About this task:
Please count the lines in the data below that mention the word "description", then give only the total.
• • •
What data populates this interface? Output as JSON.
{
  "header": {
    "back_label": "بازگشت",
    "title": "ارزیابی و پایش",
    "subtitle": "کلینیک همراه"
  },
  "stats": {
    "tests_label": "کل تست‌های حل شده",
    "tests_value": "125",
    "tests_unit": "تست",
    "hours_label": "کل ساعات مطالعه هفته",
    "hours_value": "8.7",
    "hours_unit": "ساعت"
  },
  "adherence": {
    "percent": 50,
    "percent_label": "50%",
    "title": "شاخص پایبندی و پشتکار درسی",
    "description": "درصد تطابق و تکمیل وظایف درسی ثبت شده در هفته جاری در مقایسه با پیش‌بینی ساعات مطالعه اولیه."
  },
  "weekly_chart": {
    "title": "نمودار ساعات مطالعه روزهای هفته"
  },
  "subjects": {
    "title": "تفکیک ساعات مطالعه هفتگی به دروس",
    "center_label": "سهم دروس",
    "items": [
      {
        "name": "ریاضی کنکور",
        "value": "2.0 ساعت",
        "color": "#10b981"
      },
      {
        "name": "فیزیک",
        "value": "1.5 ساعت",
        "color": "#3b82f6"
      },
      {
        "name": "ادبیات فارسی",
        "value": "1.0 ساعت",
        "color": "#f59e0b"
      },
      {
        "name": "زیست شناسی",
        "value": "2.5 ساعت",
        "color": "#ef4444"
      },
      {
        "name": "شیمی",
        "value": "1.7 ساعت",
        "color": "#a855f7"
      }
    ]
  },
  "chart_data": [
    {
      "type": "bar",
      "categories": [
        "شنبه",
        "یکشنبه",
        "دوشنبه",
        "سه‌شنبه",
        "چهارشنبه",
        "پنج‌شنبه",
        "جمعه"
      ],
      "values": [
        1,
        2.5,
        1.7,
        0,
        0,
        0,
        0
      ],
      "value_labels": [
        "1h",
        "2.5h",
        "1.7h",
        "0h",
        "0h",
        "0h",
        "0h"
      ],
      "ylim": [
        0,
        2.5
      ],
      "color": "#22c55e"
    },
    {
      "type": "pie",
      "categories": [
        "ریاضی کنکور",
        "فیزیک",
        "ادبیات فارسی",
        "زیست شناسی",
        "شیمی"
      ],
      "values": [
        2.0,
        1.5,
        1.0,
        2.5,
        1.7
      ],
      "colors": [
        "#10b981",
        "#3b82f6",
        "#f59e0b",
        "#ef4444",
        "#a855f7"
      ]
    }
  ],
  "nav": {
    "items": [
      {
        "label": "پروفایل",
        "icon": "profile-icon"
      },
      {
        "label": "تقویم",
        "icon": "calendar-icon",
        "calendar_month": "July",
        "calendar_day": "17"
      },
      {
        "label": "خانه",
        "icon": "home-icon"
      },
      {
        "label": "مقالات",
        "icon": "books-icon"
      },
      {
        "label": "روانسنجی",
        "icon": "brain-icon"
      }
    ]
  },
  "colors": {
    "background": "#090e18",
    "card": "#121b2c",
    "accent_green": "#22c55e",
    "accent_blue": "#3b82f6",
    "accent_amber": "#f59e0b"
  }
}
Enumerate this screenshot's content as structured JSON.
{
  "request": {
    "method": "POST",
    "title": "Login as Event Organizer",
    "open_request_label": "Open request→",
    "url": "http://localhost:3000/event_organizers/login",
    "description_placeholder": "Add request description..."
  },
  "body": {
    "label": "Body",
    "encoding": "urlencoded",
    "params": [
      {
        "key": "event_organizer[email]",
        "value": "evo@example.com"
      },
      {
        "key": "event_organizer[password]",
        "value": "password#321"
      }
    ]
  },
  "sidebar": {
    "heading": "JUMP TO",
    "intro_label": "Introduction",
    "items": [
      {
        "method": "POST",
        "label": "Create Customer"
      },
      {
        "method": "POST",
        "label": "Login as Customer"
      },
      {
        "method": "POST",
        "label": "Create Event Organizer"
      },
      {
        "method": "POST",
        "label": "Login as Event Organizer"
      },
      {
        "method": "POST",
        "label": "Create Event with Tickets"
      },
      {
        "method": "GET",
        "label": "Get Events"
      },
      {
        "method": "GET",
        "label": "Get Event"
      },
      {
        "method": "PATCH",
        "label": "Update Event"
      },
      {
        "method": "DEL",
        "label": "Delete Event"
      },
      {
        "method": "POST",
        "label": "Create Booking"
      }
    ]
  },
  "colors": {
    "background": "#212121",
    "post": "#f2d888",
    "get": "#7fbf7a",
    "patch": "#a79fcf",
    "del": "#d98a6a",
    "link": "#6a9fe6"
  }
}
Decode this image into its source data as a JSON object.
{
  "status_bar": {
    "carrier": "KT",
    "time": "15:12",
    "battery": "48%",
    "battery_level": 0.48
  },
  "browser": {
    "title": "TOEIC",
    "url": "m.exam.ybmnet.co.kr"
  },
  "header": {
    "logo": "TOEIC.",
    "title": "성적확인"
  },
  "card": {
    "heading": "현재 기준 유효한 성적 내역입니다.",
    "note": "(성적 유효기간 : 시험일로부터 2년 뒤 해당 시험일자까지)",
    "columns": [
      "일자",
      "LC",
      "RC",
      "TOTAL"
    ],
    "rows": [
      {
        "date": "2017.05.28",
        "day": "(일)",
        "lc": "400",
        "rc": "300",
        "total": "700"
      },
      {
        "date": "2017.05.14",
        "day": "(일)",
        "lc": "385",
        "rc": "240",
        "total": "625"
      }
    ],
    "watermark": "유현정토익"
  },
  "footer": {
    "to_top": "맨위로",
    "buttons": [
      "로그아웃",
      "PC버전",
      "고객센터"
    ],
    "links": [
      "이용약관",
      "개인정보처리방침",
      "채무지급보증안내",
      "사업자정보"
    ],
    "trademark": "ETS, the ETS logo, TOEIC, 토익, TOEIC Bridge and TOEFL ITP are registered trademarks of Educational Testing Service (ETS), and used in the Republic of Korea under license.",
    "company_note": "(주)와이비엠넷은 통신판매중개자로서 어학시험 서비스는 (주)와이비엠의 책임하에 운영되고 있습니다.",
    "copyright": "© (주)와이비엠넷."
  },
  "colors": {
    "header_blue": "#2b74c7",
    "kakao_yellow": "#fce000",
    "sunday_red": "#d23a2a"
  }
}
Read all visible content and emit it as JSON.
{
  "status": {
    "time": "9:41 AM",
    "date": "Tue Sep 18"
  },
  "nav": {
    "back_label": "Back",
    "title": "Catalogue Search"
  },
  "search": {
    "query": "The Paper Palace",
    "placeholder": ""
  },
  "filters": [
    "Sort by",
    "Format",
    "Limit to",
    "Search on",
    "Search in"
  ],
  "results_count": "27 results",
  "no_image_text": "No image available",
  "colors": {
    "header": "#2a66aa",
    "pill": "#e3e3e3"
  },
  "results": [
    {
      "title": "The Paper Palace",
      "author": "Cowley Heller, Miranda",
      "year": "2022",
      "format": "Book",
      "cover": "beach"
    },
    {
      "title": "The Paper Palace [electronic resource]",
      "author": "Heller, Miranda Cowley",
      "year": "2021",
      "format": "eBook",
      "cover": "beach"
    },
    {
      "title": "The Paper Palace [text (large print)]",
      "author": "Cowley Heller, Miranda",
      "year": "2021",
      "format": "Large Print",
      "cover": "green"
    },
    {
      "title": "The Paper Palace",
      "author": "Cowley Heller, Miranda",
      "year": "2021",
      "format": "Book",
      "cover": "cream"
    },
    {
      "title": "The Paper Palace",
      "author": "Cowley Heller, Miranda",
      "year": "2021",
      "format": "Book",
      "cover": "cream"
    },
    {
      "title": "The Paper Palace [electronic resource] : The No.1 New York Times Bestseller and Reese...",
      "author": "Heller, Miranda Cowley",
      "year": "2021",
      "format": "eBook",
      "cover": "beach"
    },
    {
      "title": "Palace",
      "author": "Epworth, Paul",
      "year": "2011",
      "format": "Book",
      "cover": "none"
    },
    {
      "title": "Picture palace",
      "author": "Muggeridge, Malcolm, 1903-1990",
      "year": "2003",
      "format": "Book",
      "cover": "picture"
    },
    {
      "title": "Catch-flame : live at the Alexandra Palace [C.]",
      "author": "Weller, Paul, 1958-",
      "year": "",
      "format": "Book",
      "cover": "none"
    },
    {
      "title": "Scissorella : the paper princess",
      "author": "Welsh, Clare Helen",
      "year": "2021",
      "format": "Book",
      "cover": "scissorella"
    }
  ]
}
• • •
Exercise response:
2